She then laughed at her best friends’ refusal to attend her “self-thrown pity parties” and assured us that they were both a shoulder to cry on but also the slap in the face she needed afterwards. These are the best kind of friends, those who “encourage you to look at yourself in the mirror and realize you’re too cute to keep crying over that sucker.” Afterwards, she boarded the topic we can’t keep ourselves from being drawn to: relationships.

Featuring jealousy to the classic overthinking, Kaur delivered an intense interpretation of her piece “Questions” amidst background music that escalated from delicate to flamingly sensual vibrations. This led her to discuss the relationship with our bodies, and how they’re deeply connected to our sense of self-love. Her earlier work highlighted stories of sexual abuse and domestic violence but following it she “tried to balance the collection with stories of pleasure through sexuality.” She celebrated the beginning of rape culture’s downfall, warning us to leave the mindset that thrived for centuries behind.

Additional motifs included the adaptation to puberty, mental health stigma, and inter-familial dynamics. But one she emphasized was the complexity of immigrant life. Joshing about her mom’s passion for the grocery store’s international food isle and how embarrassed she was by it, she took a deeply sentimental turn with her poem “Boat for Alan.” Kaur dedicated it to four-year-old Syrian boy Alan Kurdi’s controversial death, and with it dismissed all allegations of her superficiality as an Instagram poet.

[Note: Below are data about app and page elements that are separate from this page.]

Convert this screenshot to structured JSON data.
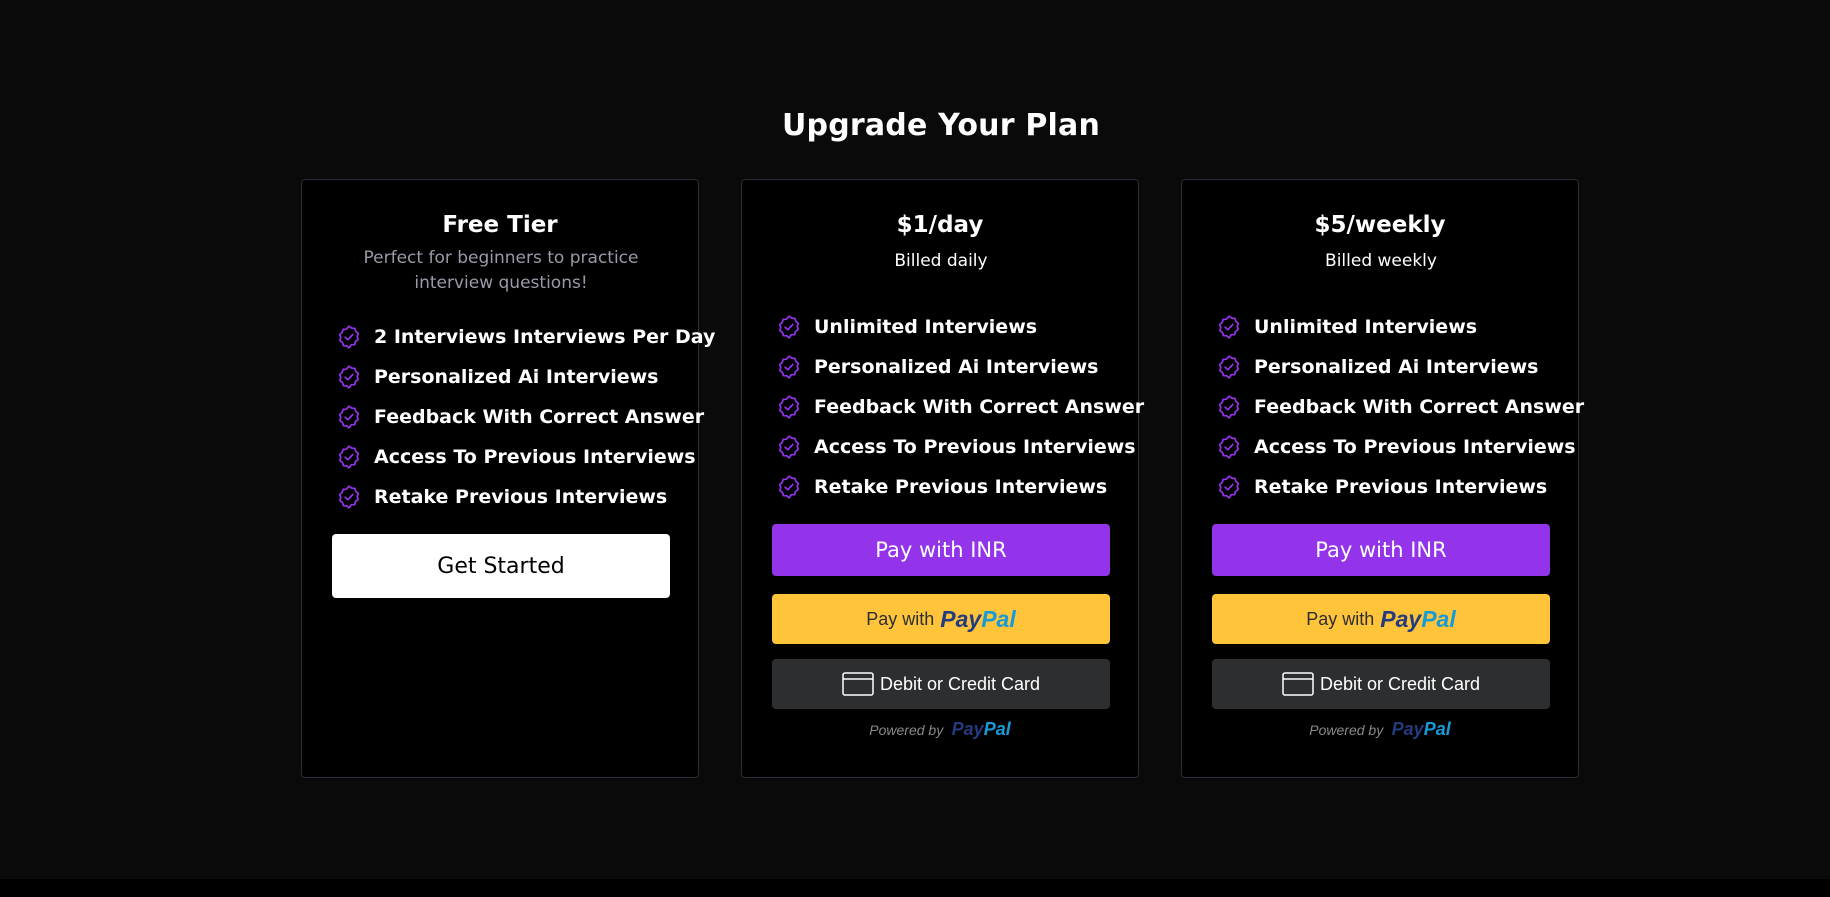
{
  "page": {
    "heading": "Upgrade Your Plan"
  },
  "colors": {
    "background": "#0a0a0b",
    "card_background": "#000000",
    "card_border": "#2b2b38",
    "accent_purple": "#9333ea",
    "paypal_yellow": "#ffc439",
    "paypal_dark_blue": "#253b80",
    "paypal_light_blue": "#179bd7",
    "card_button_gray": "#2c2e30"
  },
  "plans": [
    {
      "title": "Free Tier",
      "subtitle": "Perfect for beginners to practice interview questions!",
      "features": [
        "2 Interviews Interviews Per Day",
        "Personalized Ai Interviews",
        "Feedback With Correct Answer",
        "Access To Previous Interviews",
        "Retake Previous Interviews"
      ],
      "cta_label": "Get Started"
    },
    {
      "title": "$1/day",
      "subtitle": "Billed daily",
      "features": [
        "Unlimited Interviews",
        "Personalized Ai Interviews",
        "Feedback With Correct Answer",
        "Access To Previous Interviews",
        "Retake Previous Interviews"
      ],
      "inr_label": "Pay with INR",
      "paypal_prefix": "Pay with",
      "paypal_brand_1": "Pay",
      "paypal_brand_2": "Pal",
      "card_label": "Debit or Credit Card",
      "powered_by": "Powered by"
    },
    {
      "title": "$5/weekly",
      "subtitle": "Billed weekly",
      "features": [
        "Unlimited Interviews",
        "Personalized Ai Interviews",
        "Feedback With Correct Answer",
        "Access To Previous Interviews",
        "Retake Previous Interviews"
      ],
      "inr_label": "Pay with INR",
      "paypal_prefix": "Pay with",
      "paypal_brand_1": "Pay",
      "paypal_brand_2": "Pal",
      "card_label": "Debit or Credit Card",
      "powered_by": "Powered by"
    }
  ],
  "icons": {
    "feature": "badge-check-icon",
    "card": "credit-card-icon"
  }
}
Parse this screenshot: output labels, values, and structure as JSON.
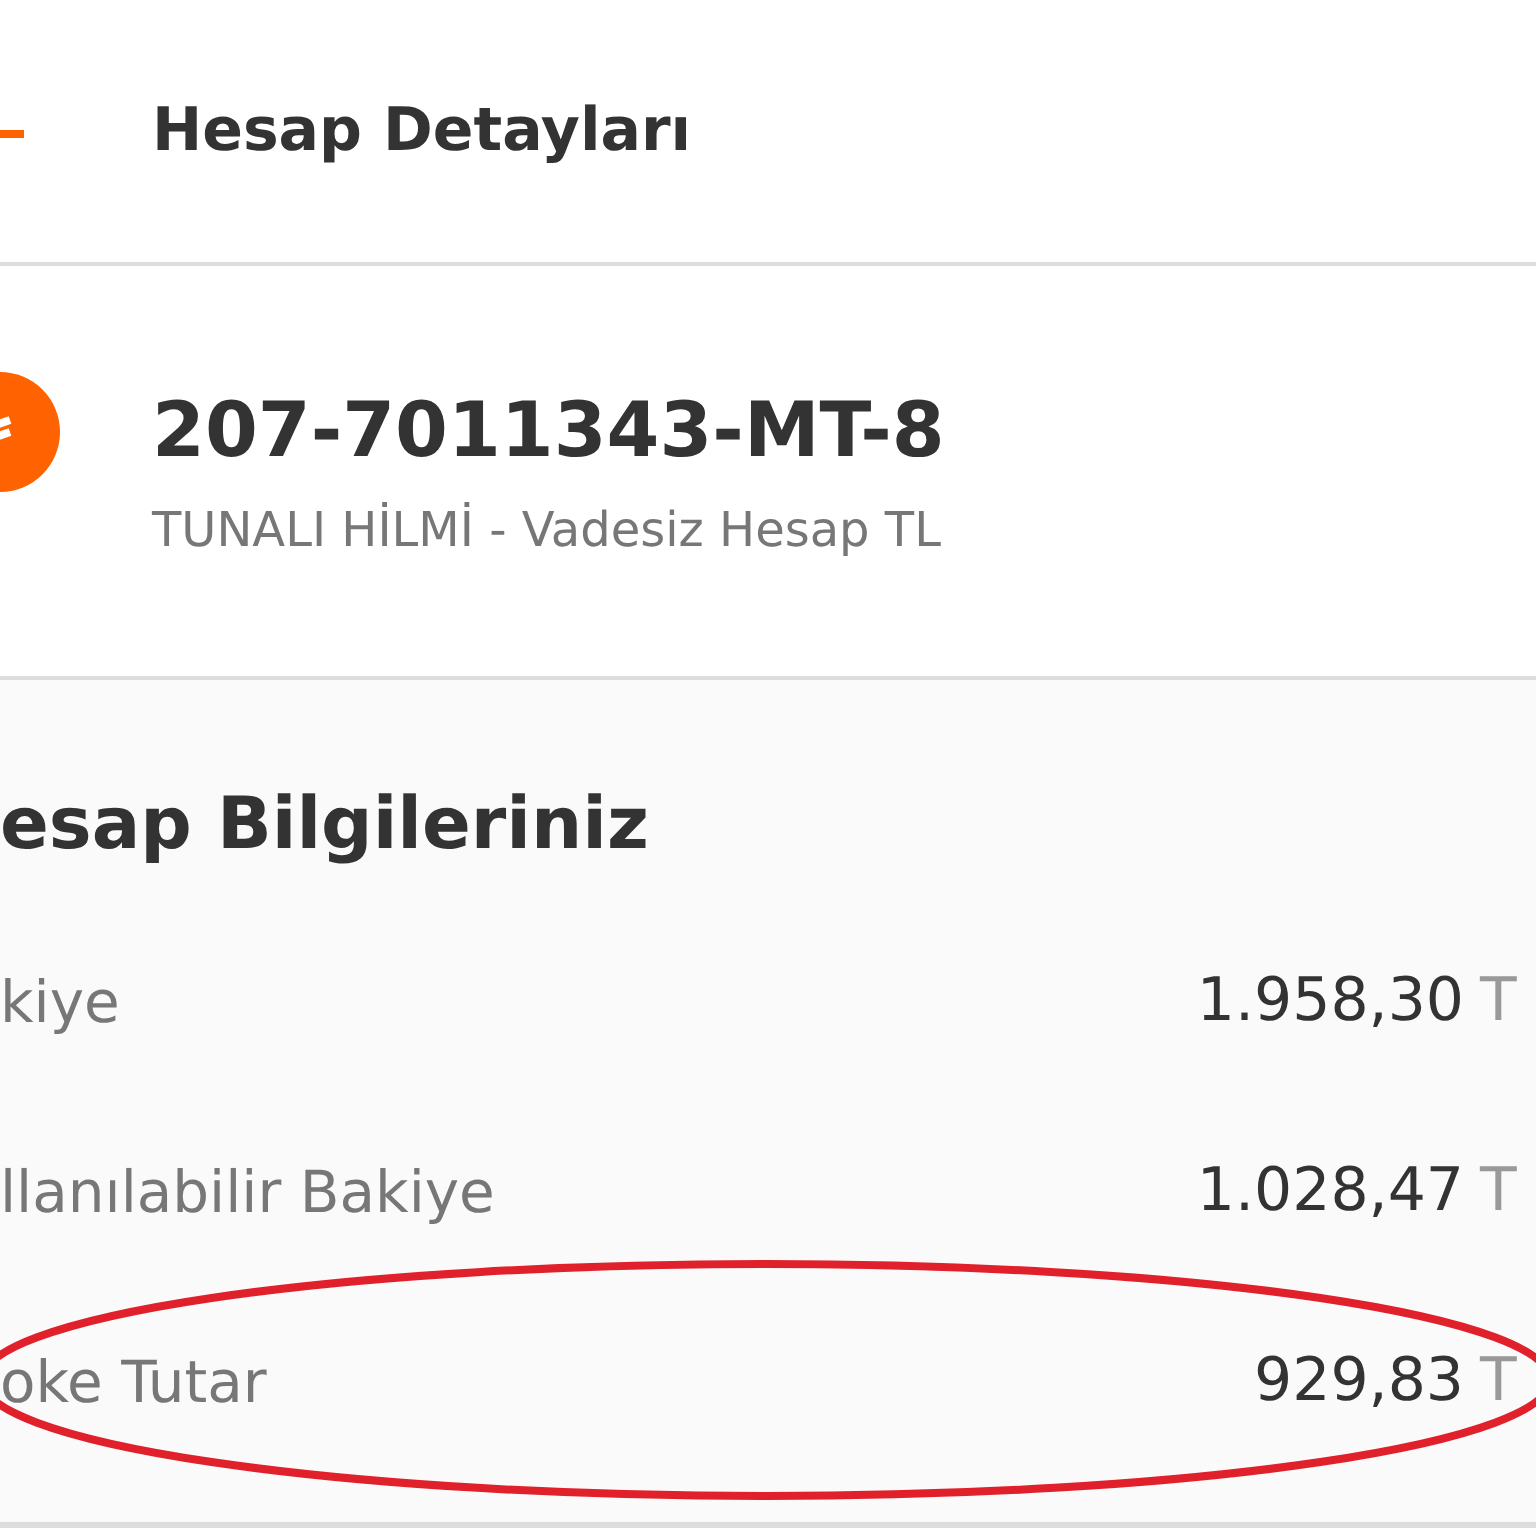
{
  "header": {
    "title": "Hesap Detayları"
  },
  "account": {
    "number": "207-7011343-MT-8",
    "description": "TUNALI HİLMİ - Vadesiz Hesap TL"
  },
  "section": {
    "title": "esap Bilgileriniz",
    "rows": [
      {
        "label": "kiye",
        "value": "1.958,30",
        "currency": "T",
        "highlighted": false
      },
      {
        "label": "llanılabilir Bakiye",
        "value": "1.028,47",
        "currency": "T",
        "highlighted": false
      },
      {
        "label": "oke Tutar",
        "value": "929,83",
        "currency": "T",
        "highlighted": true
      }
    ]
  }
}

Overall, what Kaur disclosed to be her “second to last show for a long time” ascribed new factions to the face of love, invited an open conversation about the issues we feel connected to, and broke the emotional boundaries we set for ourselves in the fear of becoming vulnerable. Undoubtedly, the writer rejects fixed structures, but perhaps that’s what got her a standing ovation at the end of the show.